_Exercise details_: Down to the last line, retype the records below exactly and skip the pictures.

_Source data_:
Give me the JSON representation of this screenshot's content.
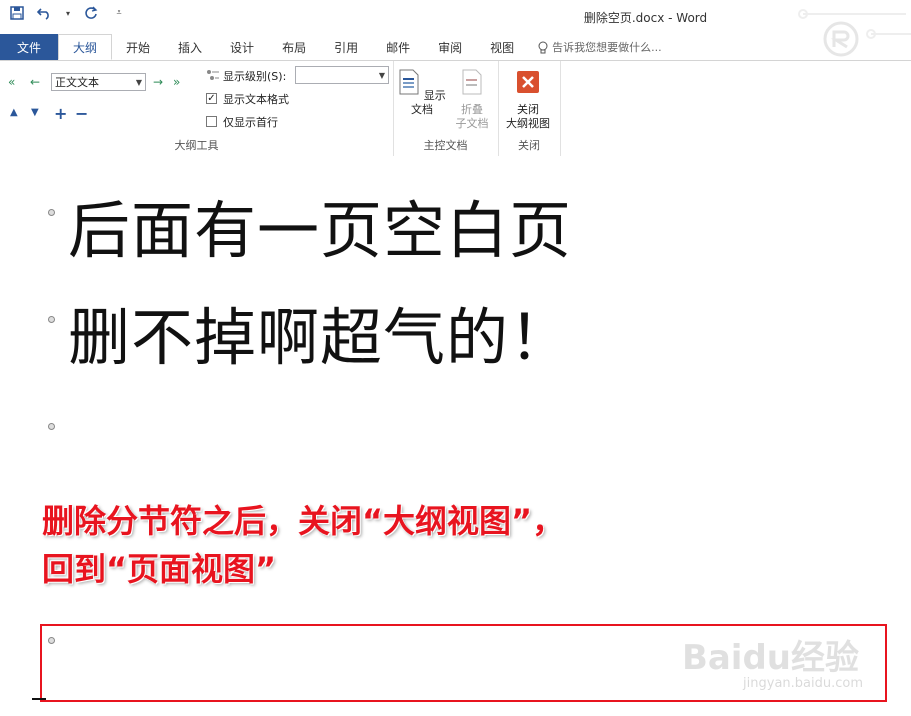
{
  "window": {
    "title": "删除空页.docx - Word"
  },
  "tabs": [
    "文件",
    "大纲",
    "开始",
    "插入",
    "设计",
    "布局",
    "引用",
    "邮件",
    "审阅",
    "视图"
  ],
  "tell_me": "告诉我您想要做什么...",
  "ribbon": {
    "outline_tools": {
      "level_value": "正文文本",
      "show_level_label": "显示级别(S):",
      "show_text_format": "显示文本格式",
      "show_first_line": "仅显示首行",
      "group_label": "大纲工具"
    },
    "master_doc": {
      "show_document": "显示文档",
      "collapse_1": "折叠",
      "collapse_2": "子文档",
      "group_label": "主控文档"
    },
    "close": {
      "close_1": "关闭",
      "close_2": "大纲视图",
      "group_label": "关闭"
    }
  },
  "document": {
    "line1": "后面有一页空白页",
    "line2": "删不掉啊超气的！"
  },
  "annotation": {
    "line1": "删除分节符之后，关闭“大纲视图”，",
    "line2": "回到“页面视图”"
  },
  "watermark": {
    "brand": "Baidu经验",
    "url": "jingyan.baidu.com"
  },
  "colors": {
    "word_blue": "#2b579a",
    "annotation_red": "#e8141f"
  }
}
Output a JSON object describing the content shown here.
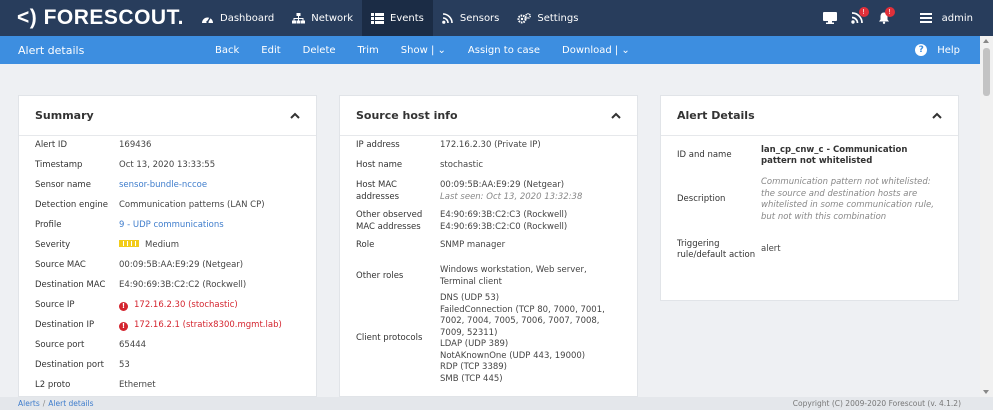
{
  "brand": {
    "logo": "<) FORESCOUT."
  },
  "nav": {
    "items": [
      {
        "label": "Dashboard",
        "icon": "gauge-icon"
      },
      {
        "label": "Network",
        "icon": "network-icon"
      },
      {
        "label": "Events",
        "icon": "list-icon",
        "active": true
      },
      {
        "label": "Sensors",
        "icon": "signal-icon"
      },
      {
        "label": "Settings",
        "icon": "gears-icon"
      }
    ],
    "user": "admin",
    "badges": {
      "sensors": "!",
      "notifications": "!"
    }
  },
  "actionbar": {
    "title": "Alert details",
    "buttons": [
      "Back",
      "Edit",
      "Delete",
      "Trim",
      "Show | ⌄",
      "Assign to case",
      "Download | ⌄"
    ],
    "help": "Help"
  },
  "summary": {
    "title": "Summary",
    "rows": [
      {
        "label": "Alert ID",
        "value": "169436"
      },
      {
        "label": "Timestamp",
        "value": "Oct 13, 2020 13:33:55"
      },
      {
        "label": "Sensor name",
        "value": "sensor-bundle-nccoe"
      },
      {
        "label": "Detection engine",
        "value": "Communication patterns (LAN CP)"
      },
      {
        "label": "Profile",
        "value": "9 - UDP communications"
      },
      {
        "label": "Severity",
        "value": "Medium"
      },
      {
        "label": "Source MAC",
        "value": "00:09:5B:AA:E9:29 (Netgear)"
      },
      {
        "label": "Destination MAC",
        "value": "E4:90:69:3B:C2:C2 (Rockwell)"
      },
      {
        "label": "Source IP",
        "value": "172.16.2.30 (stochastic)"
      },
      {
        "label": "Destination IP",
        "value": "172.16.2.1 (stratix8300.mgmt.lab)"
      },
      {
        "label": "Source port",
        "value": "65444"
      },
      {
        "label": "Destination port",
        "value": "53"
      },
      {
        "label": "L2 proto",
        "value": "Ethernet"
      }
    ]
  },
  "source_host": {
    "title": "Source host info",
    "ip_label": "IP address",
    "ip_value": "172.16.2.30 (Private IP)",
    "hostname_label": "Host name",
    "hostname_value": "stochastic",
    "mac_label": "Host MAC addresses",
    "mac_value": "00:09:5B:AA:E9:29 (Netgear)",
    "mac_seen": "Last seen: Oct 13, 2020 13:32:38",
    "other_mac_label": "Other observed MAC addresses",
    "other_mac_1": "E4:90:69:3B:C2:C3 (Rockwell)",
    "other_mac_2": "E4:90:69:3B:C2:C0 (Rockwell)",
    "role_label": "Role",
    "role_value": "SNMP manager",
    "other_roles_label": "Other roles",
    "other_roles_value": "Windows workstation, Web server, Terminal client",
    "client_protocols_label": "Client protocols",
    "client_protocols": [
      "DNS (UDP 53)",
      "FailedConnection (TCP 80, 7000, 7001, 7002, 7004, 7005, 7006, 7007, 7008, 7009, 52311)",
      "LDAP (UDP 389)",
      "NotAKnownOne (UDP 443, 19000)",
      "RDP (TCP 3389)",
      "SMB (TCP 445)"
    ]
  },
  "alert_details": {
    "title": "Alert Details",
    "id_label": "ID and name",
    "id_value": "lan_cp_cnw_c - Communication pattern not whitelisted",
    "desc_label": "Description",
    "desc_value": "Communication pattern not whitelisted: the source and destination hosts are whitelisted in some communication rule, but not with this combination",
    "trigger_label": "Triggering rule/default action",
    "trigger_value": "alert"
  },
  "footer": {
    "crumb_1": "Alerts",
    "crumb_sep": "/",
    "crumb_2": "Alert details",
    "copyright": "Copyright (C) 2009-2020 Forescout (v. 4.1.2)"
  },
  "colors": {
    "nav_bg": "#283d5c",
    "action_bg": "#3d8ee0",
    "link": "#3f7dcc",
    "alert_red": "#d4252f",
    "severity_medium": "#f2cc1a"
  }
}
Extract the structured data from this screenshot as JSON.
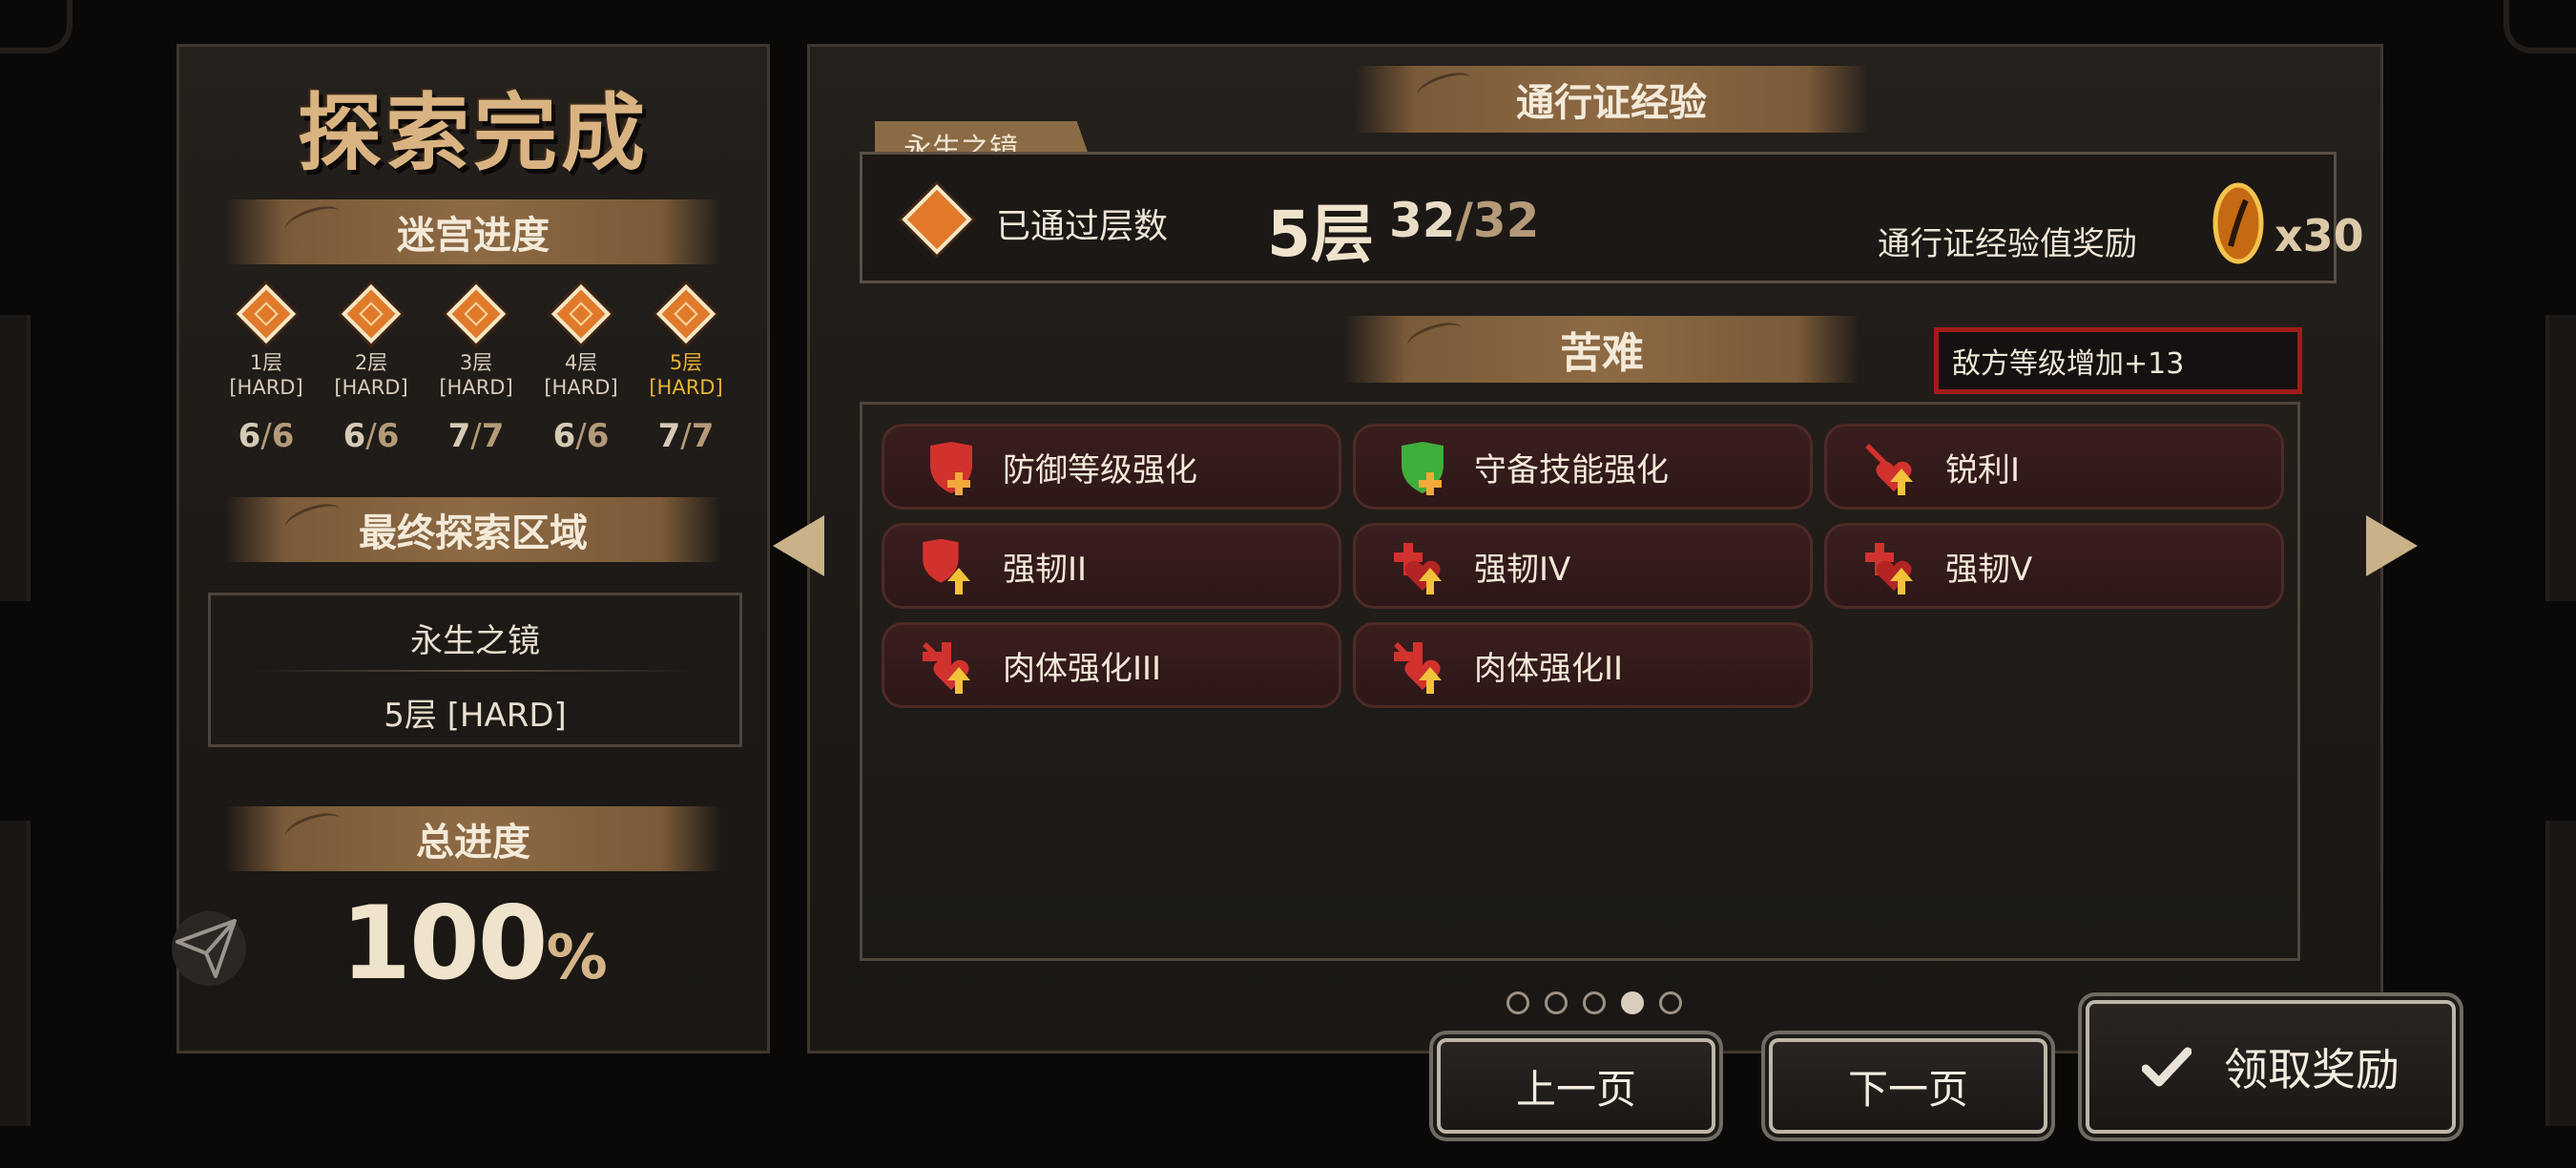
{
  "left": {
    "title": "探索完成",
    "maze_progress_label": "迷宫进度",
    "floors": [
      {
        "name": "1层",
        "difficulty": "[HARD]",
        "cleared": "6",
        "total": "6",
        "highlight": false
      },
      {
        "name": "2层",
        "difficulty": "[HARD]",
        "cleared": "6",
        "total": "6",
        "highlight": false
      },
      {
        "name": "3层",
        "difficulty": "[HARD]",
        "cleared": "7",
        "total": "7",
        "highlight": false
      },
      {
        "name": "4层",
        "difficulty": "[HARD]",
        "cleared": "6",
        "total": "6",
        "highlight": false
      },
      {
        "name": "5层",
        "difficulty": "[HARD]",
        "cleared": "7",
        "total": "7",
        "highlight": true
      }
    ],
    "final_area_label": "最终探索区域",
    "final_area_name": "永生之镜",
    "final_area_floor": "5层 [HARD]",
    "total_progress_label": "总进度",
    "total_progress_value": "100",
    "total_progress_unit": "%"
  },
  "right": {
    "pass_exp_label": "通行证经验",
    "dungeon_tab": "永生之镜",
    "passed_floors_label": "已通过层数",
    "passed_floor_value": "5层",
    "passed_count": "32",
    "passed_total": "32",
    "pass_reward_label": "通行证经验值奖励",
    "pass_reward_amount": "x30",
    "hardship_label": "苦难",
    "enemy_level_text": "敌方等级增加+13",
    "buffs": [
      {
        "label": "防御等级强化",
        "icon": "shield-plus-icon",
        "color": "#d2322e"
      },
      {
        "label": "守备技能强化",
        "icon": "shield-plus-icon",
        "color": "#3fae3a"
      },
      {
        "label": "锐利I",
        "icon": "sword-heart-icon",
        "color": "#d2322e"
      },
      {
        "label": "强韧II",
        "icon": "shield-up-icon",
        "color": "#d2322e"
      },
      {
        "label": "强韧IV",
        "icon": "cross-up-icon",
        "color": "#d2322e"
      },
      {
        "label": "强韧V",
        "icon": "cross-up-icon",
        "color": "#d2322e"
      },
      {
        "label": "肉体强化III",
        "icon": "body-up-icon",
        "color": "#d2322e"
      },
      {
        "label": "肉体强化II",
        "icon": "body-up-icon",
        "color": "#d2322e"
      }
    ],
    "page_count": 5,
    "current_page": 4
  },
  "buttons": {
    "prev_page": "上一页",
    "next_page": "下一页",
    "claim": "领取奖励",
    "claim_icon": "checkmark-icon"
  }
}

_Task solution_:
Give me the JSON representation of this screenshot's content.
{
  "window": {
    "title": "删除空页.docx - Word"
  },
  "tabs": [
    "文件",
    "大纲",
    "开始",
    "插入",
    "设计",
    "布局",
    "引用",
    "邮件",
    "审阅",
    "视图"
  ],
  "tell_me": "告诉我您想要做什么...",
  "ribbon": {
    "outline_tools": {
      "level_value": "正文文本",
      "show_level_label": "显示级别(S):",
      "show_text_format": "显示文本格式",
      "show_first_line": "仅显示首行",
      "group_label": "大纲工具"
    },
    "master_doc": {
      "show_document": "显示文档",
      "collapse_1": "折叠",
      "collapse_2": "子文档",
      "group_label": "主控文档"
    },
    "close": {
      "close_1": "关闭",
      "close_2": "大纲视图",
      "group_label": "关闭"
    }
  },
  "document": {
    "line1": "后面有一页空白页",
    "line2": "删不掉啊超气的！"
  },
  "annotation": {
    "line1": "删除分节符之后，关闭“大纲视图”，",
    "line2": "回到“页面视图”"
  },
  "watermark": {
    "brand": "Baidu经验",
    "url": "jingyan.baidu.com"
  },
  "colors": {
    "word_blue": "#2b579a",
    "annotation_red": "#e8141f"
  }
}
Output a JSON object describing the content shown here.
{
  "brand": {
    "logo": "<) FORESCOUT."
  },
  "nav": {
    "items": [
      {
        "label": "Dashboard",
        "icon": "gauge-icon"
      },
      {
        "label": "Network",
        "icon": "network-icon"
      },
      {
        "label": "Events",
        "icon": "list-icon",
        "active": true
      },
      {
        "label": "Sensors",
        "icon": "signal-icon"
      },
      {
        "label": "Settings",
        "icon": "gears-icon"
      }
    ],
    "user": "admin",
    "badges": {
      "sensors": "!",
      "notifications": "!"
    }
  },
  "actionbar": {
    "title": "Alert details",
    "buttons": [
      "Back",
      "Edit",
      "Delete",
      "Trim",
      "Show | ⌄",
      "Assign to case",
      "Download | ⌄"
    ],
    "help": "Help"
  },
  "summary": {
    "title": "Summary",
    "rows": [
      {
        "label": "Alert ID",
        "value": "169436"
      },
      {
        "label": "Timestamp",
        "value": "Oct 13, 2020 13:33:55"
      },
      {
        "label": "Sensor name",
        "value": "sensor-bundle-nccoe"
      },
      {
        "label": "Detection engine",
        "value": "Communication patterns (LAN CP)"
      },
      {
        "label": "Profile",
        "value": "9 - UDP communications"
      },
      {
        "label": "Severity",
        "value": "Medium"
      },
      {
        "label": "Source MAC",
        "value": "00:09:5B:AA:E9:29 (Netgear)"
      },
      {
        "label": "Destination MAC",
        "value": "E4:90:69:3B:C2:C2 (Rockwell)"
      },
      {
        "label": "Source IP",
        "value": "172.16.2.30 (stochastic)"
      },
      {
        "label": "Destination IP",
        "value": "172.16.2.1 (stratix8300.mgmt.lab)"
      },
      {
        "label": "Source port",
        "value": "65444"
      },
      {
        "label": "Destination port",
        "value": "53"
      },
      {
        "label": "L2 proto",
        "value": "Ethernet"
      }
    ]
  },
  "source_host": {
    "title": "Source host info",
    "ip_label": "IP address",
    "ip_value": "172.16.2.30 (Private IP)",
    "hostname_label": "Host name",
    "hostname_value": "stochastic",
    "mac_label": "Host MAC addresses",
    "mac_value": "00:09:5B:AA:E9:29 (Netgear)",
    "mac_seen": "Last seen: Oct 13, 2020 13:32:38",
    "other_mac_label": "Other observed MAC addresses",
    "other_mac_1": "E4:90:69:3B:C2:C3 (Rockwell)",
    "other_mac_2": "E4:90:69:3B:C2:C0 (Rockwell)",
    "role_label": "Role",
    "role_value": "SNMP manager",
    "other_roles_label": "Other roles",
    "other_roles_value": "Windows workstation, Web server, Terminal client",
    "client_protocols_label": "Client protocols",
    "client_protocols": [
      "DNS (UDP 53)",
      "FailedConnection (TCP 80, 7000, 7001, 7002, 7004, 7005, 7006, 7007, 7008, 7009, 52311)",
      "LDAP (UDP 389)",
      "NotAKnownOne (UDP 443, 19000)",
      "RDP (TCP 3389)",
      "SMB (TCP 445)"
    ]
  },
  "alert_details": {
    "title": "Alert Details",
    "id_label": "ID and name",
    "id_value": "lan_cp_cnw_c - Communication pattern not whitelisted",
    "desc_label": "Description",
    "desc_value": "Communication pattern not whitelisted: the source and destination hosts are whitelisted in some communication rule, but not with this combination",
    "trigger_label": "Triggering rule/default action",
    "trigger_value": "alert"
  },
  "footer": {
    "crumb_1": "Alerts",
    "crumb_sep": "/",
    "crumb_2": "Alert details",
    "copyright": "Copyright (C) 2009-2020 Forescout (v. 4.1.2)"
  },
  "colors": {
    "nav_bg": "#283d5c",
    "action_bg": "#3d8ee0",
    "link": "#3f7dcc",
    "alert_red": "#d4252f",
    "severity_medium": "#f2cc1a"
  }
}
Extract the structured data from this screenshot as JSON.
{
  "left": {
    "title": "探索完成",
    "maze_progress_label": "迷宫进度",
    "floors": [
      {
        "name": "1层",
        "difficulty": "[HARD]",
        "cleared": "6",
        "total": "6",
        "highlight": false
      },
      {
        "name": "2层",
        "difficulty": "[HARD]",
        "cleared": "6",
        "total": "6",
        "highlight": false
      },
      {
        "name": "3层",
        "difficulty": "[HARD]",
        "cleared": "7",
        "total": "7",
        "highlight": false
      },
      {
        "name": "4层",
        "difficulty": "[HARD]",
        "cleared": "6",
        "total": "6",
        "highlight": false
      },
      {
        "name": "5层",
        "difficulty": "[HARD]",
        "cleared": "7",
        "total": "7",
        "highlight": true
      }
    ],
    "final_area_label": "最终探索区域",
    "final_area_name": "永生之镜",
    "final_area_floor": "5层 [HARD]",
    "total_progress_label": "总进度",
    "total_progress_value": "100",
    "total_progress_unit": "%"
  },
  "right": {
    "pass_exp_label": "通行证经验",
    "dungeon_tab": "永生之镜",
    "passed_floors_label": "已通过层数",
    "passed_floor_value": "5层",
    "passed_count": "32",
    "passed_total": "32",
    "pass_reward_label": "通行证经验值奖励",
    "pass_reward_amount": "x30",
    "hardship_label": "苦难",
    "enemy_level_text": "敌方等级增加+13",
    "buffs": [
      {
        "label": "防御等级强化",
        "icon": "shield-plus-icon",
        "color": "#d2322e"
      },
      {
        "label": "守备技能强化",
        "icon": "shield-plus-icon",
        "color": "#3fae3a"
      },
      {
        "label": "锐利I",
        "icon": "sword-heart-icon",
        "color": "#d2322e"
      },
      {
        "label": "强韧II",
        "icon": "shield-up-icon",
        "color": "#d2322e"
      },
      {
        "label": "强韧IV",
        "icon": "cross-up-icon",
        "color": "#d2322e"
      },
      {
        "label": "强韧V",
        "icon": "cross-up-icon",
        "color": "#d2322e"
      },
      {
        "label": "肉体强化III",
        "icon": "body-up-icon",
        "color": "#d2322e"
      },
      {
        "label": "肉体强化II",
        "icon": "body-up-icon",
        "color": "#d2322e"
      }
    ],
    "page_count": 5,
    "current_page": 4
  },
  "buttons": {
    "prev_page": "上一页",
    "next_page": "下一页",
    "claim": "领取奖励",
    "claim_icon": "checkmark-icon"
  }
}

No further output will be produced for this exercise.